==== PROVIDED RECORDS ====

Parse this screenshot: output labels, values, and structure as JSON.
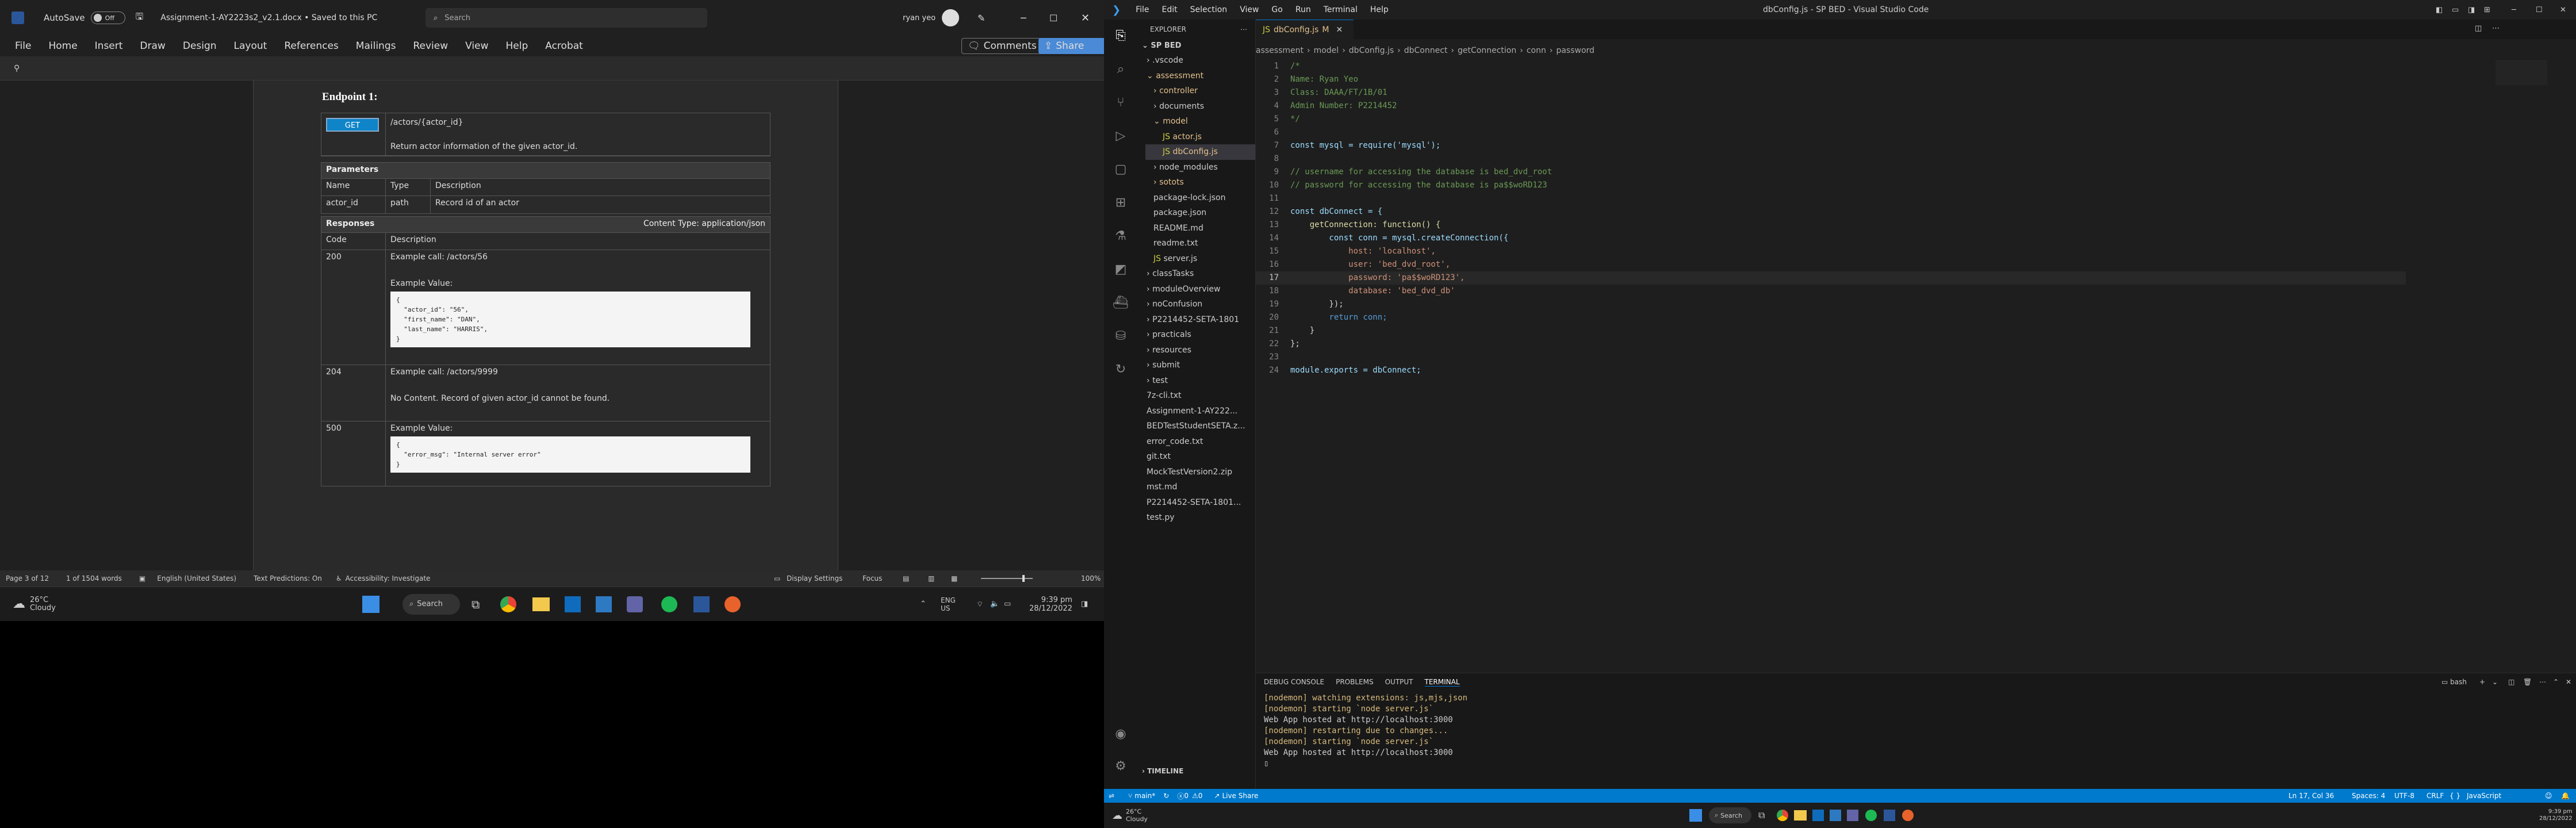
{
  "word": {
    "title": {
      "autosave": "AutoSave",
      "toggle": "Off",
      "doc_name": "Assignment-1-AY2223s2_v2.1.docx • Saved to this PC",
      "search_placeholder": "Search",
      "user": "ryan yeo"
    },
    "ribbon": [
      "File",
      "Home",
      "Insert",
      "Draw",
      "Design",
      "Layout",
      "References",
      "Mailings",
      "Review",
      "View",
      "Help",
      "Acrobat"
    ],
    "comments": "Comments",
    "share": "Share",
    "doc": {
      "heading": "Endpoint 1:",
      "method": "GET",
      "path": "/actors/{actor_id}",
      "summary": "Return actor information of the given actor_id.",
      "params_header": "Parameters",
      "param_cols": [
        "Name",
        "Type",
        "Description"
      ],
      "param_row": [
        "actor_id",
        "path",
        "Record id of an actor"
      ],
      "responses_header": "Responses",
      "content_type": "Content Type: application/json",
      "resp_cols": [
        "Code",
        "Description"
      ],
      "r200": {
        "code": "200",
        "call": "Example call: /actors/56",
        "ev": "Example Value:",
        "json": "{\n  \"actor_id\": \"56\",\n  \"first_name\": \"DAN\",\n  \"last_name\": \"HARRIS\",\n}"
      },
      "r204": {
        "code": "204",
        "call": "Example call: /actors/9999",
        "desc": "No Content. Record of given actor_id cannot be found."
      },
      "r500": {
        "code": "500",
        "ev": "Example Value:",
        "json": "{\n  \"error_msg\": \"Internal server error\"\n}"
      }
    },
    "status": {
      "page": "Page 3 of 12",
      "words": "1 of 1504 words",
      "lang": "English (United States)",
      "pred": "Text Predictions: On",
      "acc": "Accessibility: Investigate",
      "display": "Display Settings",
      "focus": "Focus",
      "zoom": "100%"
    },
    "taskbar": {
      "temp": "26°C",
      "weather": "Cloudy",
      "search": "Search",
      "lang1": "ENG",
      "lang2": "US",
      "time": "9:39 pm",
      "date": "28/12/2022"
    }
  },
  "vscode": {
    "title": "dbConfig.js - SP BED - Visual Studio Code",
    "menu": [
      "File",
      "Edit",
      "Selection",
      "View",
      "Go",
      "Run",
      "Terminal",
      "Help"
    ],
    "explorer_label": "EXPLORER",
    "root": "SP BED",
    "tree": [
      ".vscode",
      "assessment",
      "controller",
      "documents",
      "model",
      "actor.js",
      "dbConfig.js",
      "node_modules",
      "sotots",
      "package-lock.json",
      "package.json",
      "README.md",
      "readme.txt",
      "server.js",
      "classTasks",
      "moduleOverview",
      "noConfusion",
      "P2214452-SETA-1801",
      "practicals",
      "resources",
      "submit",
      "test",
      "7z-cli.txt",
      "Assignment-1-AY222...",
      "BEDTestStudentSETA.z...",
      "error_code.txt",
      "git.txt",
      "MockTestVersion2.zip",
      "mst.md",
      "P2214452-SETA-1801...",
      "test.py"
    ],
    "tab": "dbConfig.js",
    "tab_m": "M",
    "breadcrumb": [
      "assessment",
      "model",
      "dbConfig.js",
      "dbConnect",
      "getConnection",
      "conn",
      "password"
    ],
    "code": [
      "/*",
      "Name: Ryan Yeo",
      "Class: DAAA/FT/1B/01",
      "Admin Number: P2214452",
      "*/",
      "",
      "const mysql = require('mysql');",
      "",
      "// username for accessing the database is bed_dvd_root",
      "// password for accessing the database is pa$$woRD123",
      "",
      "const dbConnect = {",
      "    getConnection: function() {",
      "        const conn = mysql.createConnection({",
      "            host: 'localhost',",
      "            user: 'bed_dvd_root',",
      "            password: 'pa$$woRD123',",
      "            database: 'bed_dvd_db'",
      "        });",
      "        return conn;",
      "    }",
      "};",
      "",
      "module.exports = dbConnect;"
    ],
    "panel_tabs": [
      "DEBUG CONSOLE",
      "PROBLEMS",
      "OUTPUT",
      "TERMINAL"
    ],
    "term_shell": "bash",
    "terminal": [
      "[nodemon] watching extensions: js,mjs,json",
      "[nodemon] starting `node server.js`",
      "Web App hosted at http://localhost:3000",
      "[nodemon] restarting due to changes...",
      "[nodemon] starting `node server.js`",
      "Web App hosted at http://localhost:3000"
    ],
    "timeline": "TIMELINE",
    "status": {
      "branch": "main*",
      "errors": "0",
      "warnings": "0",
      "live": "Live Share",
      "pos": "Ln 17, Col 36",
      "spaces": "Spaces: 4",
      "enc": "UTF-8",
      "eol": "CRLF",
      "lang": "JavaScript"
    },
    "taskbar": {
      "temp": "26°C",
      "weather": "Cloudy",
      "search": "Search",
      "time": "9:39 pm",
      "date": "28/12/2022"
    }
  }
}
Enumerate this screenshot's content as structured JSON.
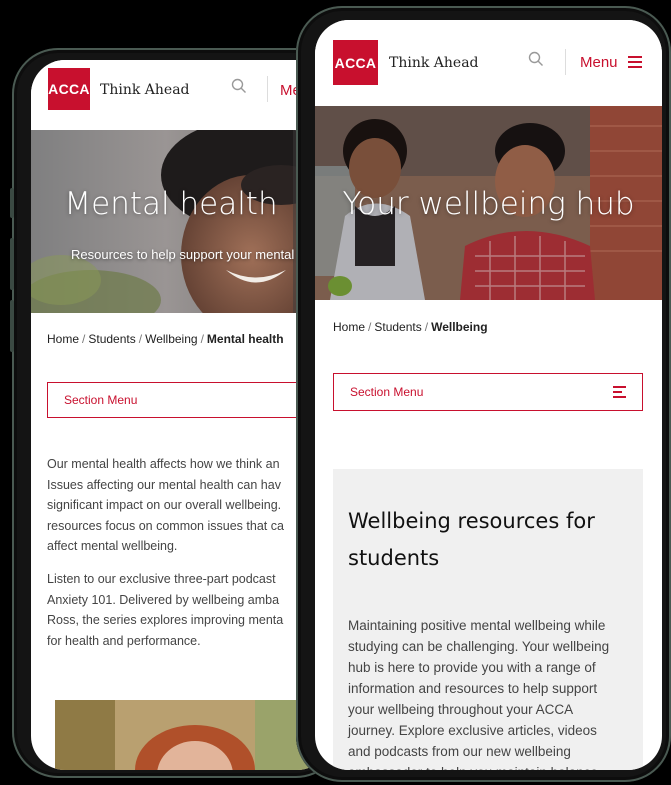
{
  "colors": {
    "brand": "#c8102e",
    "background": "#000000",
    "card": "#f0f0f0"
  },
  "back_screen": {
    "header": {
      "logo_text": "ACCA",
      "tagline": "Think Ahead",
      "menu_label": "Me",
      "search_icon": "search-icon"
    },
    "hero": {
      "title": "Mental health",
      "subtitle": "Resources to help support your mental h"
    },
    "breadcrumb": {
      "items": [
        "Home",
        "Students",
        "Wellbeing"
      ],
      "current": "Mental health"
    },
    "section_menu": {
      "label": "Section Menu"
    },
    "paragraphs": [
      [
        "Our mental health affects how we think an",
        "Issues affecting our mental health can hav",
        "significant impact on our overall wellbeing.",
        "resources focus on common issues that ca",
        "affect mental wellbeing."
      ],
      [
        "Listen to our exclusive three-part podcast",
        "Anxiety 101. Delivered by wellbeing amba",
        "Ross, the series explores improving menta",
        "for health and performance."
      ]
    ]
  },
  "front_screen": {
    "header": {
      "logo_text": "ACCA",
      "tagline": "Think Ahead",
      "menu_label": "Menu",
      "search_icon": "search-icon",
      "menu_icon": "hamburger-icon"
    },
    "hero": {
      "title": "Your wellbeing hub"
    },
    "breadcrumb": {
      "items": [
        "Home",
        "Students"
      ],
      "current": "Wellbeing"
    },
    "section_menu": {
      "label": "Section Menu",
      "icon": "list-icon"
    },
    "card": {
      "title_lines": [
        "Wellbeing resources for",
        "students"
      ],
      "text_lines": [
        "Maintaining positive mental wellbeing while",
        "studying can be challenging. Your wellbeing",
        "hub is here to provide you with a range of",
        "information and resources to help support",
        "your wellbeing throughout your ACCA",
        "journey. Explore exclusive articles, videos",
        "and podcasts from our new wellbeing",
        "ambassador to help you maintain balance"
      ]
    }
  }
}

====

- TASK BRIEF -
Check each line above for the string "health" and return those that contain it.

- EXERCISE RESULT -
      "title": "Mental health",
      "current": "Mental health"
        "Our mental health affects how we think an",
        "Issues affecting our mental health can hav",
        "for health and performance."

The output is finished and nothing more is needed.